▶ [PROBLEM DETAILS]: Tally the lines in the records below that contain "malefile" and return only the result.

═══ PROVIDED DATA ═══

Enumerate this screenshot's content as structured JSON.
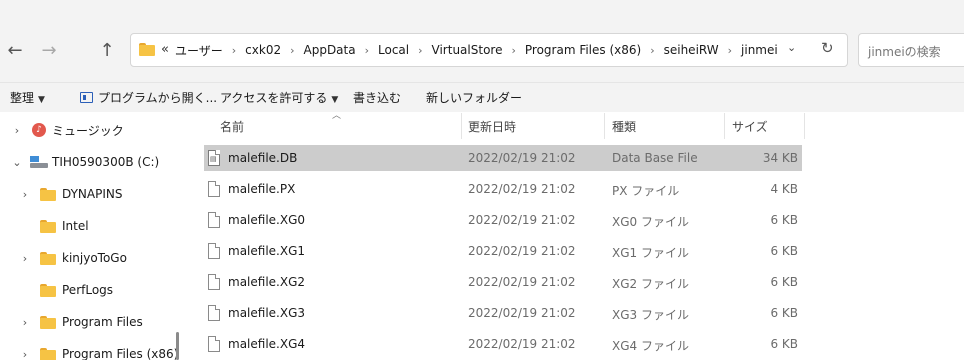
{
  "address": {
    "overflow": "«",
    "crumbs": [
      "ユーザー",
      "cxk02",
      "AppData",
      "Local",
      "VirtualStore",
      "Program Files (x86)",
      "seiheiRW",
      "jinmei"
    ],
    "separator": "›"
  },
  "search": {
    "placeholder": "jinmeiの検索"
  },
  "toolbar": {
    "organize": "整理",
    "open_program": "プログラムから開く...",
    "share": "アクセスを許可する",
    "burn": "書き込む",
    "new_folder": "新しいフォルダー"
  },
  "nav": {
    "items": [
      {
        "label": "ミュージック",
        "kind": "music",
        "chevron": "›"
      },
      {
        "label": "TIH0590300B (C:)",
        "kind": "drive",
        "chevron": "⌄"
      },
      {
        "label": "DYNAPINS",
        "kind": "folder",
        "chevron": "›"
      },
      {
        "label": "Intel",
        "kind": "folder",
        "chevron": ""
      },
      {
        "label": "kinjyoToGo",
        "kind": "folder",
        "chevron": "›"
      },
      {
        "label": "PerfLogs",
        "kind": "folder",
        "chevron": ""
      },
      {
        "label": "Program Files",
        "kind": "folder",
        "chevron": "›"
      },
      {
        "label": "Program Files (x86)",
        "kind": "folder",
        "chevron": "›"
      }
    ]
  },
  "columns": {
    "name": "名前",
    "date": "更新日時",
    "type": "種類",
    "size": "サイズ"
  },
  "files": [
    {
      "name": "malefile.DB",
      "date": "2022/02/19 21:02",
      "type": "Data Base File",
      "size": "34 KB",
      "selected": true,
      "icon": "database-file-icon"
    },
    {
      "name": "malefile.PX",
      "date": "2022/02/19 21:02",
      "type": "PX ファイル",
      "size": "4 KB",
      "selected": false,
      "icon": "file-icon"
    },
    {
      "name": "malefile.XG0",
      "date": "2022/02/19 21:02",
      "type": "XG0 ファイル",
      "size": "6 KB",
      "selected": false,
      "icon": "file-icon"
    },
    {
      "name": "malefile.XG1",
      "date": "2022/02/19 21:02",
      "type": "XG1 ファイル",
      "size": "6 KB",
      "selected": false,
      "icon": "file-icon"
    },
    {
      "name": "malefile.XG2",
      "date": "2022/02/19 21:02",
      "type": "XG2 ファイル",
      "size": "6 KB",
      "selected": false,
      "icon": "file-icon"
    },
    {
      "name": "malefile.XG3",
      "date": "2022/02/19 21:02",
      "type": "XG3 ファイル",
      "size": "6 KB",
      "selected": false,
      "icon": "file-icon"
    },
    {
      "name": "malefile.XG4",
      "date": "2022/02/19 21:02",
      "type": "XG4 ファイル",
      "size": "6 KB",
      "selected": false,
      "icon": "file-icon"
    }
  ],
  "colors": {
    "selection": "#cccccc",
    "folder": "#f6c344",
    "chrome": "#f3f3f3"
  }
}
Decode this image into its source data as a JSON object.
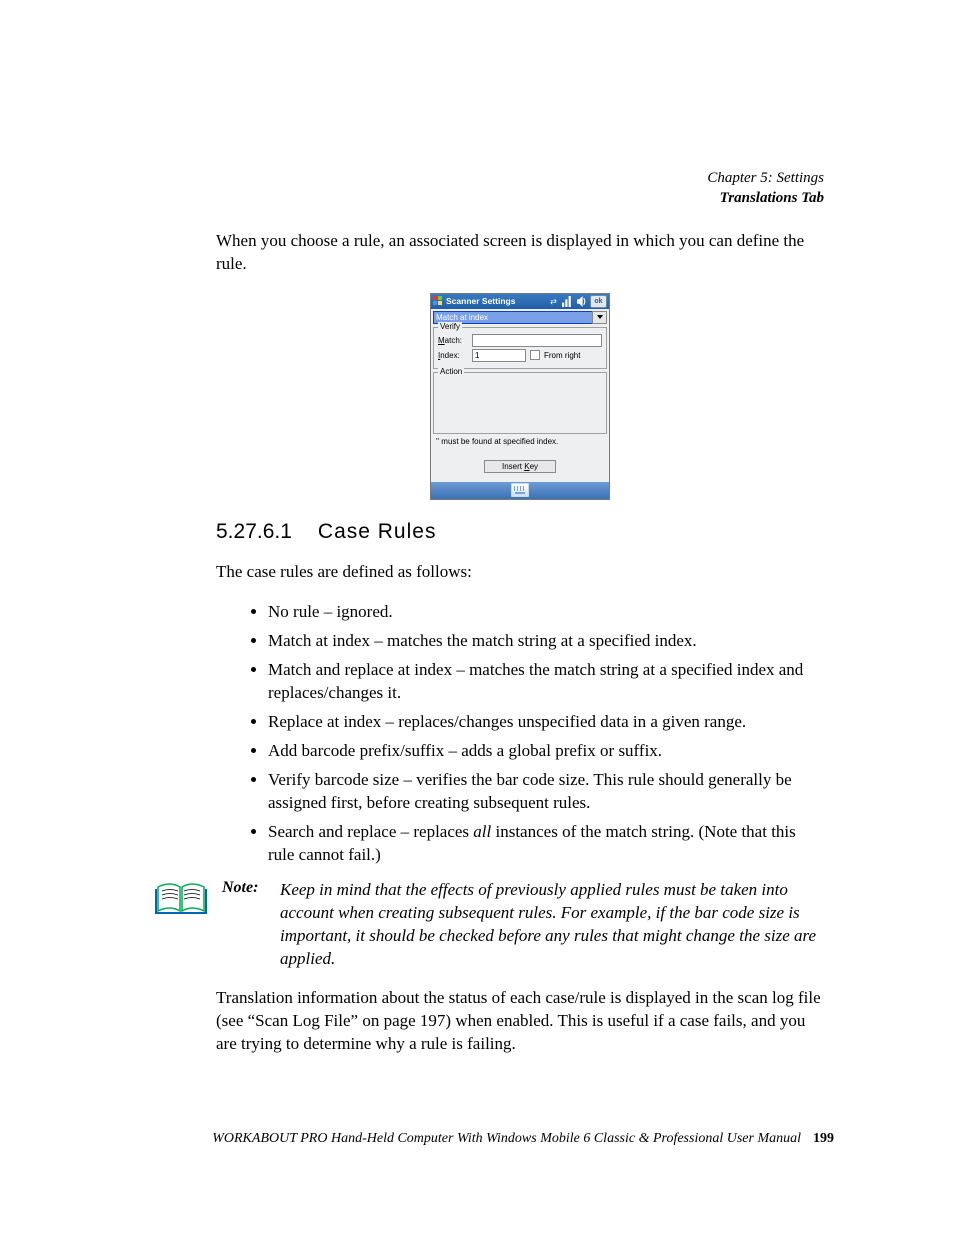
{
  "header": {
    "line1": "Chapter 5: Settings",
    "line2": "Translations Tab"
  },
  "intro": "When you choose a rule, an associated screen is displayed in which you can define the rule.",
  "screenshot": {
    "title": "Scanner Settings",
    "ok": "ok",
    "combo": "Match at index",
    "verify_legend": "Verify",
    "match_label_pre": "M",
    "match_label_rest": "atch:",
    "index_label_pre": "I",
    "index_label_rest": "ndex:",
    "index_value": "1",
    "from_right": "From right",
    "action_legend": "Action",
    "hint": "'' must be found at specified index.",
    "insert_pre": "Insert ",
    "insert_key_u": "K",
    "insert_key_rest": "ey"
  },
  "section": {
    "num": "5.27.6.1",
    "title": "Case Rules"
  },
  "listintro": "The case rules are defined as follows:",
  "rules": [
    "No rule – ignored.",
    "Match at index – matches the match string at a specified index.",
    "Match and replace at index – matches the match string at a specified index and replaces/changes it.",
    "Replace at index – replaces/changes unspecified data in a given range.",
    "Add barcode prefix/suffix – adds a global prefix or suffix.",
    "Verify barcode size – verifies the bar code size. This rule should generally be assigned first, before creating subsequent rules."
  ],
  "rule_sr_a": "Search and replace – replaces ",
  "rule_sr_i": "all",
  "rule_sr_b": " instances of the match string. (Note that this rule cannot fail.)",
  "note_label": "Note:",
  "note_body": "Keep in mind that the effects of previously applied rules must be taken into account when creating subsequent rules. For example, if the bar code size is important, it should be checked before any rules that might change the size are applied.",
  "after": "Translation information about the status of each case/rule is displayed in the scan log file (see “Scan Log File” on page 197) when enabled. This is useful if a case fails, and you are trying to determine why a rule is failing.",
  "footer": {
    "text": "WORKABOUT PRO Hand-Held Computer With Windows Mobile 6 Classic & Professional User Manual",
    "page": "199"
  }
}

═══
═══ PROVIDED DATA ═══

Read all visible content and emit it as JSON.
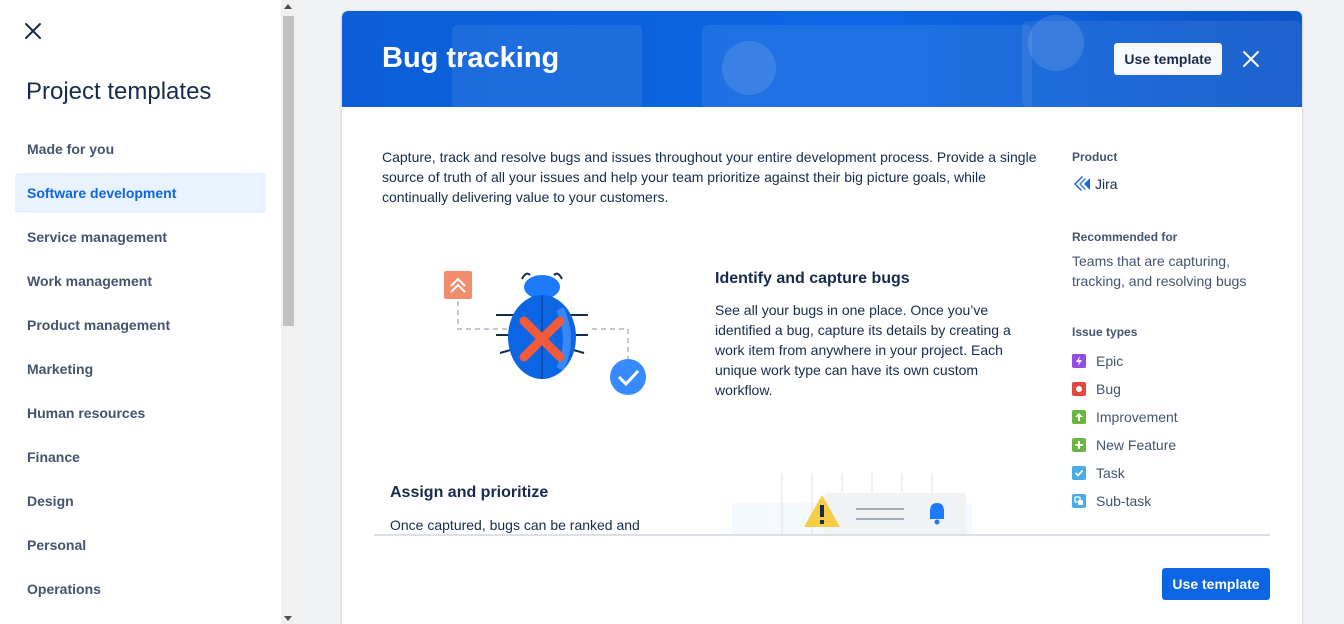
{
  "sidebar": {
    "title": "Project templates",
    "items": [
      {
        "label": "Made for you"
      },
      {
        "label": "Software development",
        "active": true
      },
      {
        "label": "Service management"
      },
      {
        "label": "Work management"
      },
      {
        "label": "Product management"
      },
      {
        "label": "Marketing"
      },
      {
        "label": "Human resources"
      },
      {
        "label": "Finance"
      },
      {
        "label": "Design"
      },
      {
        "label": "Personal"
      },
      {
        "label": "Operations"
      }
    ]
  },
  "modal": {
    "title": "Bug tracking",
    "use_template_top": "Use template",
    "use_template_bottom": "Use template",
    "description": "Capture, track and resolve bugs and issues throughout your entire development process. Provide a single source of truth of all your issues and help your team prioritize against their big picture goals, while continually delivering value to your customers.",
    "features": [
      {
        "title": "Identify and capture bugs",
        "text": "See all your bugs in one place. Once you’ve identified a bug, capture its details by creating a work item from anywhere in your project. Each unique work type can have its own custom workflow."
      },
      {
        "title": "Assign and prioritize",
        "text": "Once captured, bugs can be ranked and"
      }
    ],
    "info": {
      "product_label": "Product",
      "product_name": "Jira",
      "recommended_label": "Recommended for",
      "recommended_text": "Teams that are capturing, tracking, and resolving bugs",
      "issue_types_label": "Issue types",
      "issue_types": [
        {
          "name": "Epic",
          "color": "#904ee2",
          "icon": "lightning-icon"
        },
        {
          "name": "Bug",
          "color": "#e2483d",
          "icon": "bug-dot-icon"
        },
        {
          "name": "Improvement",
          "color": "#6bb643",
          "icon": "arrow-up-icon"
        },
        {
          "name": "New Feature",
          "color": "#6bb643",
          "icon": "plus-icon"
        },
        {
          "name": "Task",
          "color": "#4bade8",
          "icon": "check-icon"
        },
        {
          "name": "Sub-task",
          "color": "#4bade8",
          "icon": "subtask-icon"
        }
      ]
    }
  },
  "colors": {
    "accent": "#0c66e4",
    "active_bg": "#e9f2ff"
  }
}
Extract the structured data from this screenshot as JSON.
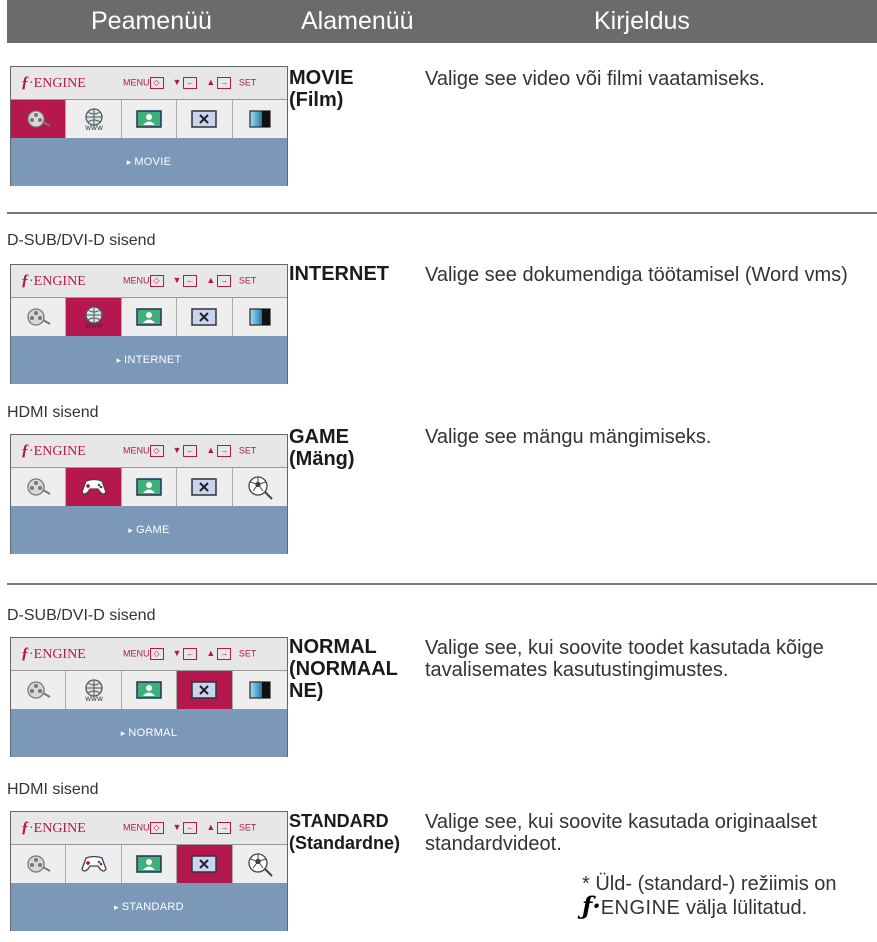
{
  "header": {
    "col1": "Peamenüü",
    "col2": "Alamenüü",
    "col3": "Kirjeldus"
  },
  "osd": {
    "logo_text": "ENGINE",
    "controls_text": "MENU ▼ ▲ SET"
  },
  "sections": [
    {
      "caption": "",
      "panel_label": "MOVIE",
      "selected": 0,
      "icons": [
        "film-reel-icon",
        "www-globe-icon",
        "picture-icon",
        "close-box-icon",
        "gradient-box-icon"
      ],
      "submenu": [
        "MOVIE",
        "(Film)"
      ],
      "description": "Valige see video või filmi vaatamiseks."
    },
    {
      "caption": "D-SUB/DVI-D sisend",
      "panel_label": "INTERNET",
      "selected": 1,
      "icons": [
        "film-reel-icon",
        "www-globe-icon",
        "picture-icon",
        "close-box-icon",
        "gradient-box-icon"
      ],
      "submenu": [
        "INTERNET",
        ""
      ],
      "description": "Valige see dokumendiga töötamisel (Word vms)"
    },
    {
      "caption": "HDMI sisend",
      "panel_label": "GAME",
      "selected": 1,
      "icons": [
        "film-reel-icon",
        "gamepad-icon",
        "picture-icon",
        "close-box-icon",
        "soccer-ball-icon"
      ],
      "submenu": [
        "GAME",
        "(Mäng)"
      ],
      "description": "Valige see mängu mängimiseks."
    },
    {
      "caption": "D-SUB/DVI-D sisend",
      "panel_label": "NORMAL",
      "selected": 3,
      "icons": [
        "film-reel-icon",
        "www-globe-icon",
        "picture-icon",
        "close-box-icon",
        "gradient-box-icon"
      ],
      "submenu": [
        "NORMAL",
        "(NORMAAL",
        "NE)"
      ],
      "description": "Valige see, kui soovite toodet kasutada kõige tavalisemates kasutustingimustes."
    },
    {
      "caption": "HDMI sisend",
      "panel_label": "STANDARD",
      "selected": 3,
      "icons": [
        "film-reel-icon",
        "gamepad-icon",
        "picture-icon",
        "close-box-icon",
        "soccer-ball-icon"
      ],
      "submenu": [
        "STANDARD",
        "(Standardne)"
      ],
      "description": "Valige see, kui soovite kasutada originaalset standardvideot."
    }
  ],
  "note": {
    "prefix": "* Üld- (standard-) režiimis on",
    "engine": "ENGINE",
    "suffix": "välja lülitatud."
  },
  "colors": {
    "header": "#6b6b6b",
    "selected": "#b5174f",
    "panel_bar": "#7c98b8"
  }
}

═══

▶ [EXERCISE RESULT]: 7